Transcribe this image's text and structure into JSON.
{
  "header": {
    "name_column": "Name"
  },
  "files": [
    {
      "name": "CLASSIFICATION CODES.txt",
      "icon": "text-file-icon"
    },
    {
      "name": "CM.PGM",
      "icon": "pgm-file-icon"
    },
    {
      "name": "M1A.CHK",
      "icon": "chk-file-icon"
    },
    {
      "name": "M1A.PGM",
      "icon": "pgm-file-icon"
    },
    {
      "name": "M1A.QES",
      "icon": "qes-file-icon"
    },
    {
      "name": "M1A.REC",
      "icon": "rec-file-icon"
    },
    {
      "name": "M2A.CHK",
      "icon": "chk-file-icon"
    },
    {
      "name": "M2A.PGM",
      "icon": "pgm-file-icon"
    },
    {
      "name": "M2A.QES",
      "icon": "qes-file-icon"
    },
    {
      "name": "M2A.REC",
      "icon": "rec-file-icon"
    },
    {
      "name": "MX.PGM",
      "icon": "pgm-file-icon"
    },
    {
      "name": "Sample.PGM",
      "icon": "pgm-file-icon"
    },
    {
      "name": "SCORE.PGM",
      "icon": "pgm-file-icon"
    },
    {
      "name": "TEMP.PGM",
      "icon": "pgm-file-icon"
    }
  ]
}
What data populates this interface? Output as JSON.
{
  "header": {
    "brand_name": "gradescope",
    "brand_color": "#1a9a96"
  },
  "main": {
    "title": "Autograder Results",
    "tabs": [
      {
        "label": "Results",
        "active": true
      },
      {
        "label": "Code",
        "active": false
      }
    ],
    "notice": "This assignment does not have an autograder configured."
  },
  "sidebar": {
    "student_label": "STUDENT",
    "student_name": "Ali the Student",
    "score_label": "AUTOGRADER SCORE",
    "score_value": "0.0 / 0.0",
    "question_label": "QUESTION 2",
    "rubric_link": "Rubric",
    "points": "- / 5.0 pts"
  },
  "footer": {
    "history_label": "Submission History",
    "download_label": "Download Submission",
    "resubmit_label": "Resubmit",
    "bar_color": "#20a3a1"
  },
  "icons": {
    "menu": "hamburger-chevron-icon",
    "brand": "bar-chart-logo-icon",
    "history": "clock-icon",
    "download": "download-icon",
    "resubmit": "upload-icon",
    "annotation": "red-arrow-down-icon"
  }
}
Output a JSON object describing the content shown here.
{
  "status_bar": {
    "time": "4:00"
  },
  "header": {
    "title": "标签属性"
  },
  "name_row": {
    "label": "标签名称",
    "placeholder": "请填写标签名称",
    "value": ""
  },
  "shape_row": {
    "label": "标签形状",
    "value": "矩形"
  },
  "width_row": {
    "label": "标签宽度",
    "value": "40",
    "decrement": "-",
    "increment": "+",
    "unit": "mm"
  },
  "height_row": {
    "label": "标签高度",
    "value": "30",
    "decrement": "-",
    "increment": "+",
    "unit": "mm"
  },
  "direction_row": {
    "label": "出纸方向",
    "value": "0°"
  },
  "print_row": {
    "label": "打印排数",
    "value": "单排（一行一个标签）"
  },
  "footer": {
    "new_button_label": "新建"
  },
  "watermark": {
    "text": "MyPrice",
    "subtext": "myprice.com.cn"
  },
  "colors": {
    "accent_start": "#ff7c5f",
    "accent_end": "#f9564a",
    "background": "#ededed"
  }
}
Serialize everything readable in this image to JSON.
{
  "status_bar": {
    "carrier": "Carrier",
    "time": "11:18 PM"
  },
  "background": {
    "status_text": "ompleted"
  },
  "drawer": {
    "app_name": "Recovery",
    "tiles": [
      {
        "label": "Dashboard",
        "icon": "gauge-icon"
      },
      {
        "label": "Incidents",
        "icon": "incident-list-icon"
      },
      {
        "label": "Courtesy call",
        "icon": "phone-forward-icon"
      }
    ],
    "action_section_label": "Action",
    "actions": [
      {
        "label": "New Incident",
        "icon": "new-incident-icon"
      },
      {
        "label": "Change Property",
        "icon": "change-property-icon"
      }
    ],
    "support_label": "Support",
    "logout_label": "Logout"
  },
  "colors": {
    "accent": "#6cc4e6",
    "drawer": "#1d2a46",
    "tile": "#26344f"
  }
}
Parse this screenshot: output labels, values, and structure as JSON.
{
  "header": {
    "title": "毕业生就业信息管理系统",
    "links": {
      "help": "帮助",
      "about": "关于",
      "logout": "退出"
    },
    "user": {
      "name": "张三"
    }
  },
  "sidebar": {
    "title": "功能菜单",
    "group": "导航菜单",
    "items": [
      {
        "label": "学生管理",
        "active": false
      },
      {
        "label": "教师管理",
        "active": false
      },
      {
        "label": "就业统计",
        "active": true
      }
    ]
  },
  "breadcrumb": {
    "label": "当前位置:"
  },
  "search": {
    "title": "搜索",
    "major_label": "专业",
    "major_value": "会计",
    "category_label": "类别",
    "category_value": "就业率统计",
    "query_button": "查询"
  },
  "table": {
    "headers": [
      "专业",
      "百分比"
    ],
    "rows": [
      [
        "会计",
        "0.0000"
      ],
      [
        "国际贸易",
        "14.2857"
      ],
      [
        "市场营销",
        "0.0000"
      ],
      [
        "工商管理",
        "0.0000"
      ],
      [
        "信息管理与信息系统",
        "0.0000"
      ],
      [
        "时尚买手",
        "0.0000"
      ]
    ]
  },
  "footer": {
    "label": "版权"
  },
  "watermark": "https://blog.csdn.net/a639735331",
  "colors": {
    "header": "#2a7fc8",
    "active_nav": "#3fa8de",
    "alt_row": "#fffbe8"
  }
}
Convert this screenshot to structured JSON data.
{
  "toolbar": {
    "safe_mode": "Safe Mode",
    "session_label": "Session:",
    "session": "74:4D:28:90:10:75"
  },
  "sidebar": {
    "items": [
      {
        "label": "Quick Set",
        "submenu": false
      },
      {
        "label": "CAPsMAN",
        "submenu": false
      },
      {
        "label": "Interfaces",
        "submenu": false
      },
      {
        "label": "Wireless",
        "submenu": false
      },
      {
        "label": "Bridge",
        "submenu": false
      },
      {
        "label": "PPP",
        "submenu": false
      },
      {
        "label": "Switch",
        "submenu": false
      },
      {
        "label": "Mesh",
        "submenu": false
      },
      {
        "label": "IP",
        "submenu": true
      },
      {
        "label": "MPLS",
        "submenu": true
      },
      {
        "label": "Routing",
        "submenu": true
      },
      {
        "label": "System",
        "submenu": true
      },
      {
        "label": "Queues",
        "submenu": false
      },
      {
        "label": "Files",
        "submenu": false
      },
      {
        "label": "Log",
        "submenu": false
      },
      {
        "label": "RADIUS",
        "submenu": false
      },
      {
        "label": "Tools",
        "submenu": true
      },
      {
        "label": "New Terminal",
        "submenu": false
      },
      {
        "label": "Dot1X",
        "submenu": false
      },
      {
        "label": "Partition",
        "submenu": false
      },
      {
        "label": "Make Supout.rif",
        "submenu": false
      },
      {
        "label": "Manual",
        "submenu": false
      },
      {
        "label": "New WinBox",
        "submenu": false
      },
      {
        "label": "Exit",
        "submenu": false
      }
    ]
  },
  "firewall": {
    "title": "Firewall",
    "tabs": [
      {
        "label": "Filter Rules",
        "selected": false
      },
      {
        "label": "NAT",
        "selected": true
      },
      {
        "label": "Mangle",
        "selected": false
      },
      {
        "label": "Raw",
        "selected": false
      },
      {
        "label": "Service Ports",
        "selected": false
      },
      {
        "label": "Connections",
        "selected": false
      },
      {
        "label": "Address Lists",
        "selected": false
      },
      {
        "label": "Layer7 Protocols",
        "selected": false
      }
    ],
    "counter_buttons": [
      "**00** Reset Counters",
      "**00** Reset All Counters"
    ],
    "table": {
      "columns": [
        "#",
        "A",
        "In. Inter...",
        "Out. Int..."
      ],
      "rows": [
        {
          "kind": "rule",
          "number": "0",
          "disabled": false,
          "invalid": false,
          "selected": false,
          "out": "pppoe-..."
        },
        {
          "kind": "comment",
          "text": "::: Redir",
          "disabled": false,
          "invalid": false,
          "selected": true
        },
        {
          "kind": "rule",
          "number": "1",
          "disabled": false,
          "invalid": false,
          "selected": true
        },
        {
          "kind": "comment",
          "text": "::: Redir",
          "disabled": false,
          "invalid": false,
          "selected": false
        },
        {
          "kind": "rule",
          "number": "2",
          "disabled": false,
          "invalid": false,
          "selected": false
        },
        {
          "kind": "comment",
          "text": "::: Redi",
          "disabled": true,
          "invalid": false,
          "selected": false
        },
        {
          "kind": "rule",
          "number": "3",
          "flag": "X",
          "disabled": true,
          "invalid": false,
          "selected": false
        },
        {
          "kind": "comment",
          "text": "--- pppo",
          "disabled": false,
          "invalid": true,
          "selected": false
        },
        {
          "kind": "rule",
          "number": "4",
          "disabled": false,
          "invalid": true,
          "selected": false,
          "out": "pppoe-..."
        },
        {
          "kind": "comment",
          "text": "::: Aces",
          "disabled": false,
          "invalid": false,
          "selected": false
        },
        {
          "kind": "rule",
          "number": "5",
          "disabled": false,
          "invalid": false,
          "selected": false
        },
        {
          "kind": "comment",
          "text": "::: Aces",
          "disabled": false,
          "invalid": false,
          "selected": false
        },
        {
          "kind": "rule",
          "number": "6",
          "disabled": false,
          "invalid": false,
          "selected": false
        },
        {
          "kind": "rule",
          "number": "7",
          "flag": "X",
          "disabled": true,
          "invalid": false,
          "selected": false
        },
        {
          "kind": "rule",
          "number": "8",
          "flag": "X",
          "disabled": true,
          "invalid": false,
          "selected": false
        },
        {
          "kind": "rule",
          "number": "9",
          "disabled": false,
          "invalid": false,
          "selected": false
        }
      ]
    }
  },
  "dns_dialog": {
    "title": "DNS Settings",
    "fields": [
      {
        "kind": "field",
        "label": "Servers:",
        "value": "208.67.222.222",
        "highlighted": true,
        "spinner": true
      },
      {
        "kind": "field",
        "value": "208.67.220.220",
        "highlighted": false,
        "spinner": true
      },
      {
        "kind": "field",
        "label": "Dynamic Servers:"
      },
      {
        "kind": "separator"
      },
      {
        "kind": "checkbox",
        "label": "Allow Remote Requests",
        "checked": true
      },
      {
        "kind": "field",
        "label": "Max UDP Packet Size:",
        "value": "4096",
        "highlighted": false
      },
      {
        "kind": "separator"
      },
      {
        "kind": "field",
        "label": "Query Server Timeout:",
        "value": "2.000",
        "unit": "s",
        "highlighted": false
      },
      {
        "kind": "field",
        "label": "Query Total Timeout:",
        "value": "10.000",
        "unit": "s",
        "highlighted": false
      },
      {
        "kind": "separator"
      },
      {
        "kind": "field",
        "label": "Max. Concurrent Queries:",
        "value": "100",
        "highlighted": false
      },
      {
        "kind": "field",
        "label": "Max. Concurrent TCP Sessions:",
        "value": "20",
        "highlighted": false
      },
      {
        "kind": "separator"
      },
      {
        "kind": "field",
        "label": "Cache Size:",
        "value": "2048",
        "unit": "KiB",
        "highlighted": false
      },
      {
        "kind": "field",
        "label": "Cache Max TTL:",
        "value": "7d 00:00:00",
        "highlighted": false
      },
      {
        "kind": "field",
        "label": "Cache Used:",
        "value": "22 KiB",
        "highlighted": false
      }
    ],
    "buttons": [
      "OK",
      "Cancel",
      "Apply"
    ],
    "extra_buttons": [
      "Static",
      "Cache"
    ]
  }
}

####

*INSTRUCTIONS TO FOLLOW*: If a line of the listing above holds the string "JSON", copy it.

*EXERCISE ANSWER*:
Transcribe this image's text and structure into JSON.
What data populates this interface? Output as JSON.
Output a JSON object describing the content shown here.
Serialize everything readable in this image to JSON.
Parse this screenshot: output labels, values, and structure as JSON.
Convert this screenshot to structured JSON data.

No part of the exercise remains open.